Records contained in a dataset:
━━━━━━━━━━━━━━━━━━━━━━━━━━━━━━
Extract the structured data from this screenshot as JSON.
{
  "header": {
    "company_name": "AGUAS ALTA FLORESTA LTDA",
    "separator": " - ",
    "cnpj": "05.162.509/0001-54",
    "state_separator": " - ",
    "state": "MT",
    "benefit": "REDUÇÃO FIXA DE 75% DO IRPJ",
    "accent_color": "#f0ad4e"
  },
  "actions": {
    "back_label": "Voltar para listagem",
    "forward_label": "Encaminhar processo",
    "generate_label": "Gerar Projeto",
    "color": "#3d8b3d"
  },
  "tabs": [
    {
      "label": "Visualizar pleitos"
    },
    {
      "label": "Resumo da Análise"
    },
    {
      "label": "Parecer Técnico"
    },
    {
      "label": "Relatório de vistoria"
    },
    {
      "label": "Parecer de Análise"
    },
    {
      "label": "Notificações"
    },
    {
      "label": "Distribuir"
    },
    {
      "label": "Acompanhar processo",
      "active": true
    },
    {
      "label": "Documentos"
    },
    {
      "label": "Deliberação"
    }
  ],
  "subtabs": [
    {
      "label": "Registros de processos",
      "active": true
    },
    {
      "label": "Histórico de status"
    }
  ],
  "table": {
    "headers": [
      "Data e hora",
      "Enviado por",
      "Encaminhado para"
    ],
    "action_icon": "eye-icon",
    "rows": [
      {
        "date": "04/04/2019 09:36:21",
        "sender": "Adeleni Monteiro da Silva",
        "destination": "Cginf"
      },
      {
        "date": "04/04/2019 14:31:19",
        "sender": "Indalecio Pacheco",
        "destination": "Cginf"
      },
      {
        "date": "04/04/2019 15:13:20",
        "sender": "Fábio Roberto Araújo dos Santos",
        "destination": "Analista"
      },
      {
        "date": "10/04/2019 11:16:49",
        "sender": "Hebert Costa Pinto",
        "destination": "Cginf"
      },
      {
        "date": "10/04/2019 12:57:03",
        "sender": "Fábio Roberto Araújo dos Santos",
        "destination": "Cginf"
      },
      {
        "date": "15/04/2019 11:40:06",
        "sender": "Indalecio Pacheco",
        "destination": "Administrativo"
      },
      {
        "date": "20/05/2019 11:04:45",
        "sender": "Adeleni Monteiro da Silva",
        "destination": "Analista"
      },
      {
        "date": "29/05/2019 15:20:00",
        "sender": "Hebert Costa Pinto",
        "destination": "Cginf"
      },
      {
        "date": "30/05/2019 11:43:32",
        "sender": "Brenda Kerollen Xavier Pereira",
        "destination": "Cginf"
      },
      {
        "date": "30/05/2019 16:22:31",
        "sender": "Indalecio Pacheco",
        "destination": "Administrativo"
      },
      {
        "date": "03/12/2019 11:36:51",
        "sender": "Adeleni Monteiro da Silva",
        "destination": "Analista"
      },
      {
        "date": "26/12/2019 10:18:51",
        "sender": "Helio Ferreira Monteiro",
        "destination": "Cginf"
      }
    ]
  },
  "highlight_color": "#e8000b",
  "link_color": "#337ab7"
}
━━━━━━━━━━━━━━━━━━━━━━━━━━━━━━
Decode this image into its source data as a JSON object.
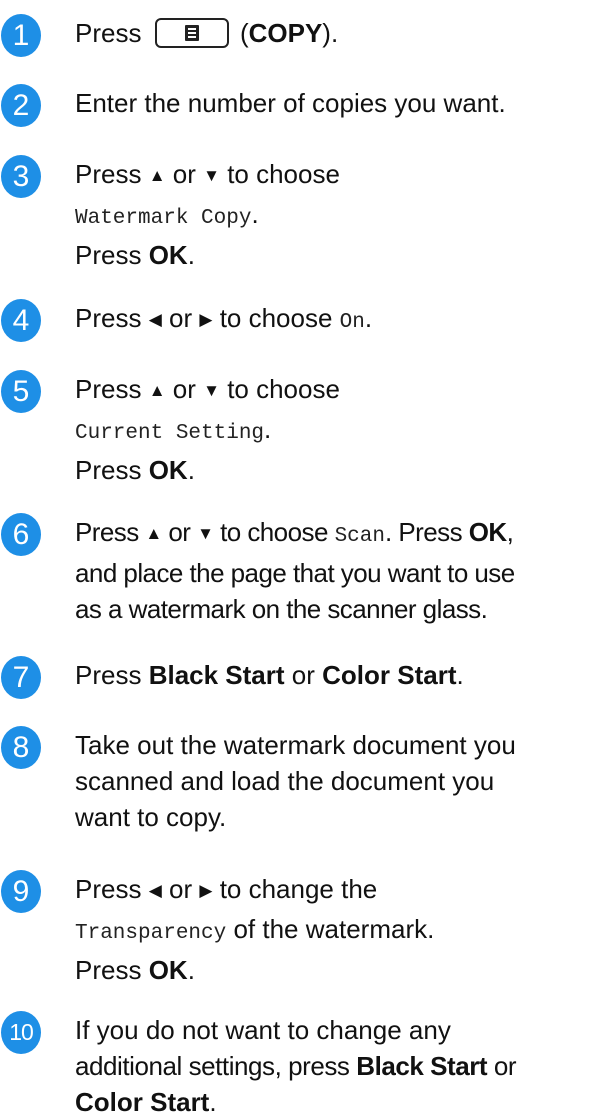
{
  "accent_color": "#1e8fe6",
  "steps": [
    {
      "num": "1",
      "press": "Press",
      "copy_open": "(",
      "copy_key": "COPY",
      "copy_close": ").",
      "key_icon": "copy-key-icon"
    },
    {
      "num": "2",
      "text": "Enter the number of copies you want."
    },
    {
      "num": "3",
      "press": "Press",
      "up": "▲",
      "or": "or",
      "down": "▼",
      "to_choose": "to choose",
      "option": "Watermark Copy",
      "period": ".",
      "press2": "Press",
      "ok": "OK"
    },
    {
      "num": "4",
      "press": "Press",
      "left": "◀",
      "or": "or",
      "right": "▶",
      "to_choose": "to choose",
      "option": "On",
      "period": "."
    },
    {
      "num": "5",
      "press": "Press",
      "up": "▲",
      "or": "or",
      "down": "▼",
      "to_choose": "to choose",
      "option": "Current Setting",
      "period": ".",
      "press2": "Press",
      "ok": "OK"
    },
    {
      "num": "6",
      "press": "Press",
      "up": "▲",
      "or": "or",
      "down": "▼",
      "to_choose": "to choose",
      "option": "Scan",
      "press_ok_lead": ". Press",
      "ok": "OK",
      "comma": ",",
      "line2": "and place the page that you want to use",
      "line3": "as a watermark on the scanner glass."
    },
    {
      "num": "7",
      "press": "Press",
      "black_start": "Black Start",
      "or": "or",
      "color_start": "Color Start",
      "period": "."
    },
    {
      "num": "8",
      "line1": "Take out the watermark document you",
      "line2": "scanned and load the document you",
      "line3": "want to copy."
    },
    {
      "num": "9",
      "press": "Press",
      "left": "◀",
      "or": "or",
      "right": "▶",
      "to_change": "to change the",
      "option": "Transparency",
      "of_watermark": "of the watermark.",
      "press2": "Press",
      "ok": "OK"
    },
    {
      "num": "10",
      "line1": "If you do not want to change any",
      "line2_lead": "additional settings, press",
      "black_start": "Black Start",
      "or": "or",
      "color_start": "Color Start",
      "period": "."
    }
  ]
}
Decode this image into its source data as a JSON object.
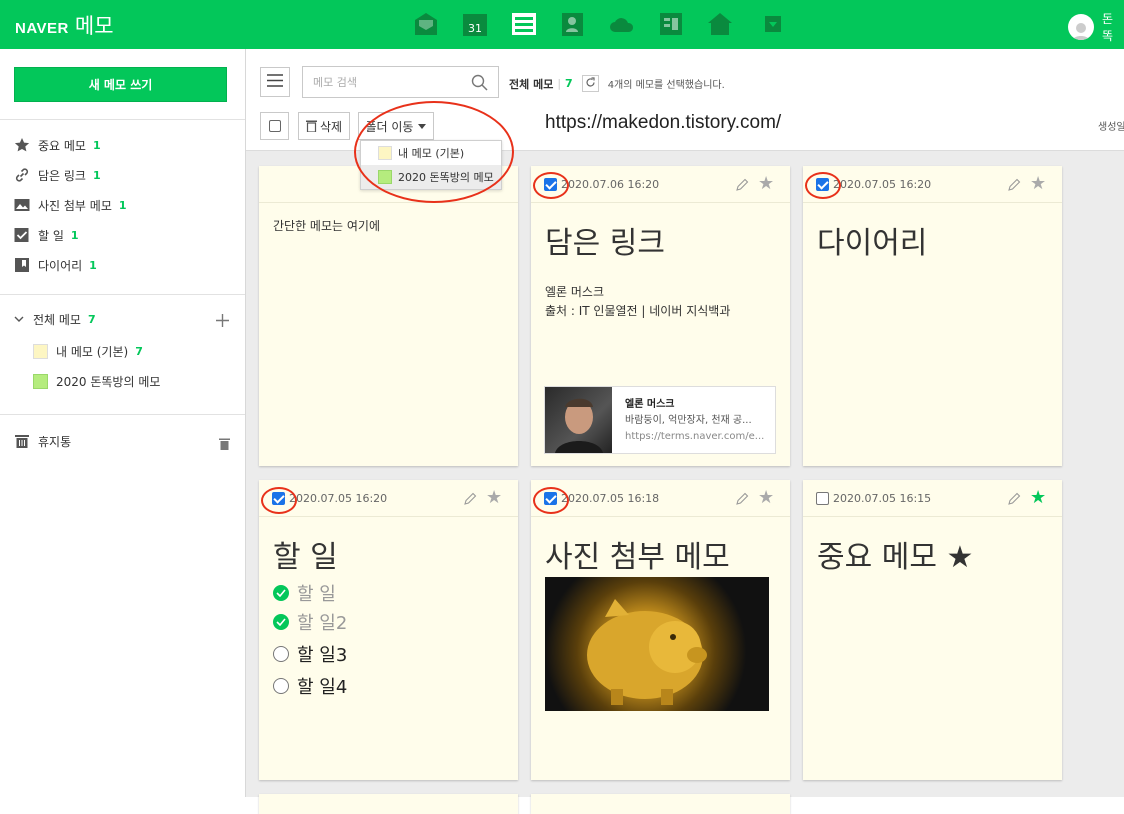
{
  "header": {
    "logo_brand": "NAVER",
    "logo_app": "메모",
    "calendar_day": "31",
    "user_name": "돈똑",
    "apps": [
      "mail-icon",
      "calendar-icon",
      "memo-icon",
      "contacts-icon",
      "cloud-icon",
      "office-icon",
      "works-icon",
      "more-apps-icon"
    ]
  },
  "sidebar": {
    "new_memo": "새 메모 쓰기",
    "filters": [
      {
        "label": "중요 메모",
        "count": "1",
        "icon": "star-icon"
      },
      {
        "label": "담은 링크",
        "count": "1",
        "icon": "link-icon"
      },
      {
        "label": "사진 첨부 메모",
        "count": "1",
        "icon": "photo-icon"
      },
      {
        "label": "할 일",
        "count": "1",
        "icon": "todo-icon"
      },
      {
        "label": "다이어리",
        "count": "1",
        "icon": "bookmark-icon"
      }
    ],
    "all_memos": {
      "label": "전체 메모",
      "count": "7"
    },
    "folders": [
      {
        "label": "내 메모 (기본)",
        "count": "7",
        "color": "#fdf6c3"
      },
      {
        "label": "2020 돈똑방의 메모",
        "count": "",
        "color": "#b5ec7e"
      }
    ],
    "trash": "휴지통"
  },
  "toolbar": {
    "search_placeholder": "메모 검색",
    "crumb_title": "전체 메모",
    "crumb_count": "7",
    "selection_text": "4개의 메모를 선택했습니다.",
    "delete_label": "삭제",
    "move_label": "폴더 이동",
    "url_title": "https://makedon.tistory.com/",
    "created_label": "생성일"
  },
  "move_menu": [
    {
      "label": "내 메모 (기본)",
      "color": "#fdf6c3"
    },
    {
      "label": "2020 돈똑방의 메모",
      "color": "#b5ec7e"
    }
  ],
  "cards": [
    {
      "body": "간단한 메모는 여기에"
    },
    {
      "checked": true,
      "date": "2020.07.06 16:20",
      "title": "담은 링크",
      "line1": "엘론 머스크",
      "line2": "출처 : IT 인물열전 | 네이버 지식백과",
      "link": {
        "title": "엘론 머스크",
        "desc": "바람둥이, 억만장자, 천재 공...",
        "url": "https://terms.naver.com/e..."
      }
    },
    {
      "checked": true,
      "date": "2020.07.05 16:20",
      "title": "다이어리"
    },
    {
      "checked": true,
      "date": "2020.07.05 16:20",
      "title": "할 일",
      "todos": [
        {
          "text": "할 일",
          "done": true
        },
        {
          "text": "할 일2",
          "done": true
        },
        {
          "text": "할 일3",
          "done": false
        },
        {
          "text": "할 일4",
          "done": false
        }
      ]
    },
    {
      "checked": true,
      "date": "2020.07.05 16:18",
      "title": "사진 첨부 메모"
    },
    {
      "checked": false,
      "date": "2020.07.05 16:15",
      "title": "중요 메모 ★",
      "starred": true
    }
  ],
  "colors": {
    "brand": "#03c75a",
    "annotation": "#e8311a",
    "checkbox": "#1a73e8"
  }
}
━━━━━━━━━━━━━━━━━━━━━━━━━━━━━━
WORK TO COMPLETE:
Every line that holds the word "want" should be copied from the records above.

WRITTEN SOLUTION:
      "text": "Enter the number of copies you want."
      "line2": "and place the page that you want to use",
      "line3": "want to copy."
      "line1": "If you do not want to change any",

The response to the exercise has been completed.